PhD Student Ian Foxley from the Centre for Applied Human Rights at the University of York joins the Hope Consortium in conversation around hope in the various stages of discovering some form of deep wrongdoing and wondering what to do about it.They explore examples of collective action, social movements and civic solidarity that construct hope in the whistleblowing sphere.

Pockets of Hope? Anti-Racist Scholar Activism

The Hope Consortium are joined by the brilliant Dr Remi Joseph-Salisbury and Dr Laura Connelly to discuss 'Hope' in the context of their book 'Anti-Racist Scholar-Activism'. The book, Anti-racist scholar-activism raises urgent questions about the role of contemporary universities and the academics that work within them. As profound socio-racial crises collide with mass anti-racist mobilisations, this book focuses on the praxes of academics working within, and against, their institutions in pursuit of anti-racist social justice. Amidst a searing critique of the university's neoliberal and imperial character, Joseph-Salisbury and Connelly situate the university as a contested space, full of contradictions and tensions.

In search of hope amid authoritarianism: the case of recent Turkish-speaking migrants in London

York Hope Symposium was joined by 'Citizenship Futures: Politics of Hope' colleagues Dr Oznur Yardimci and Professor Simon Parker to reflect on hope in the context of recent Turkish-speaking migrants in London. Over the last decade, authoritarian regimes in different parts of the world have been mobilizing increasingly incommensurable citizenship regimes based on explicit boundaries demarcating the desired citizens. Since the 2010s, Turkey has been a showcase where citizenship has been reformulated as a privilege granted on the basis of political/ideological loyalty and alliances, rather than rights. This created new forms of exclusion that contradict market-led hierarchies as some ‘profitable’ individuals and groups also faced alienation.
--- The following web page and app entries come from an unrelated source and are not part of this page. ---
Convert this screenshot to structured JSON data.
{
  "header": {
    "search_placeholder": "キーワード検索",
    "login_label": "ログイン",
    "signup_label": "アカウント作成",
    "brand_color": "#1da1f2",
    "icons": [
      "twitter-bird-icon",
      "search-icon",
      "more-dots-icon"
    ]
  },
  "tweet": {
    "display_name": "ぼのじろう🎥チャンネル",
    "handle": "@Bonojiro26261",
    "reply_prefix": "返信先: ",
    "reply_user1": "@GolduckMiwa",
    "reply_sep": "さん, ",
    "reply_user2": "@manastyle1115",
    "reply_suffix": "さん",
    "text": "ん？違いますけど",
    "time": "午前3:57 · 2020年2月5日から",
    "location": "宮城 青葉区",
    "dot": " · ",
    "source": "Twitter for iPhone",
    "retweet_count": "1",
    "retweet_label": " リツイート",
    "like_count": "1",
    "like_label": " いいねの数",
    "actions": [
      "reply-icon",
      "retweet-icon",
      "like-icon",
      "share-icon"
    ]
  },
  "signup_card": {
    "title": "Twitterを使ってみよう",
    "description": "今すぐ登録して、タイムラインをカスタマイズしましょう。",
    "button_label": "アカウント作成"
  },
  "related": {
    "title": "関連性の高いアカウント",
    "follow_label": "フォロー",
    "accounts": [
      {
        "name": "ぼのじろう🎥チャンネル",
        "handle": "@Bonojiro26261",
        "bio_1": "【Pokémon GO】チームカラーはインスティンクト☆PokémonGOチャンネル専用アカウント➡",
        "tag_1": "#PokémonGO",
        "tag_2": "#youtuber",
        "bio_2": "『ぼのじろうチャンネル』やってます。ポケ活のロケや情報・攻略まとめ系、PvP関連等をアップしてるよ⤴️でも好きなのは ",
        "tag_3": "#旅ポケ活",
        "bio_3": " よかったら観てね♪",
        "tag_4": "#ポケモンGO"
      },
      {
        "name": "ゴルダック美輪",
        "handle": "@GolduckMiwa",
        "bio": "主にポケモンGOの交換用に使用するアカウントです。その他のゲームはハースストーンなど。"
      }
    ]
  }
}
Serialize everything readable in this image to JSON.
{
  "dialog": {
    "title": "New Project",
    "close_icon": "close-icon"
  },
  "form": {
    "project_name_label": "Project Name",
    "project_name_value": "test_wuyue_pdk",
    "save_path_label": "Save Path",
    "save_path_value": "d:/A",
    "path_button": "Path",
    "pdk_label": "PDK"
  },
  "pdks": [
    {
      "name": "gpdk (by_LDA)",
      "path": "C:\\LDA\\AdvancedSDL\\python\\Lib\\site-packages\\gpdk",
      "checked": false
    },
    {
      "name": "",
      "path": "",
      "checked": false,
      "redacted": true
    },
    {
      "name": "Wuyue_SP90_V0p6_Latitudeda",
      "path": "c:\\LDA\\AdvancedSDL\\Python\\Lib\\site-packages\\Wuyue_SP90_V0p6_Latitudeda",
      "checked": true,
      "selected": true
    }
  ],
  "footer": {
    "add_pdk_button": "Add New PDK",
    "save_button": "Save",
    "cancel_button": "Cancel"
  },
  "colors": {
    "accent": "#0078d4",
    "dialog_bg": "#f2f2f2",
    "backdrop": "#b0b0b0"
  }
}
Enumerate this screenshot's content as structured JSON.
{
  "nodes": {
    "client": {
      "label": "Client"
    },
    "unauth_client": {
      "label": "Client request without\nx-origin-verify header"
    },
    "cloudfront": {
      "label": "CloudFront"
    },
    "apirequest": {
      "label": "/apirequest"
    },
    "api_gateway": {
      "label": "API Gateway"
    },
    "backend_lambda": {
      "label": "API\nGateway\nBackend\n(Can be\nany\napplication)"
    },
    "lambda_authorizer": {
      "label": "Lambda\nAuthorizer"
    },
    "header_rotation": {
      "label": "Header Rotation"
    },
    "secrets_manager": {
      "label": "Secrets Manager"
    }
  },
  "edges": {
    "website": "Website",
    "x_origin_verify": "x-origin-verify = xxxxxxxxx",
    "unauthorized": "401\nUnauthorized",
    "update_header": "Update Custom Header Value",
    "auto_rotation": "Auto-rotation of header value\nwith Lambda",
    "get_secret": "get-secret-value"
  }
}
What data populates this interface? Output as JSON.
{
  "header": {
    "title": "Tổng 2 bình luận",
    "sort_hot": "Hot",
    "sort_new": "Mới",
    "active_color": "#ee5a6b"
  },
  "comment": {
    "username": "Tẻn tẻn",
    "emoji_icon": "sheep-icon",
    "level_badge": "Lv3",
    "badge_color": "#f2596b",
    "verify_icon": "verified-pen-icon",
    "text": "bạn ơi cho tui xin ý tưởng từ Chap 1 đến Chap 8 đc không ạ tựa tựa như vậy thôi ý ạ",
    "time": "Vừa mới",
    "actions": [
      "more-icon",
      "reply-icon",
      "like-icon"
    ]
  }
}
The session explores the growing exodus of metropolitan and politically liberal middle-class individuals from Turkey and how these individuals engage in a self-changing journey in search of hope contributing to a deeper insight into new avenues to reconstruct citizenship futures.

 

See all the available videos via the York Hope Consortium Youtube Channel

Find out about forthcoming events on their new Consortium Events page. You can follow them now on Twitter: @FuturesofHope1 and Subscribe to their channel on YouTube: Futures of Hope

Contact us

Interdisciplinary Global Development Centre

igdc@york.ac.uk
01904 323716
Department of Politics, University of York, Heslington, York, YO10 5DD, UK
Twitter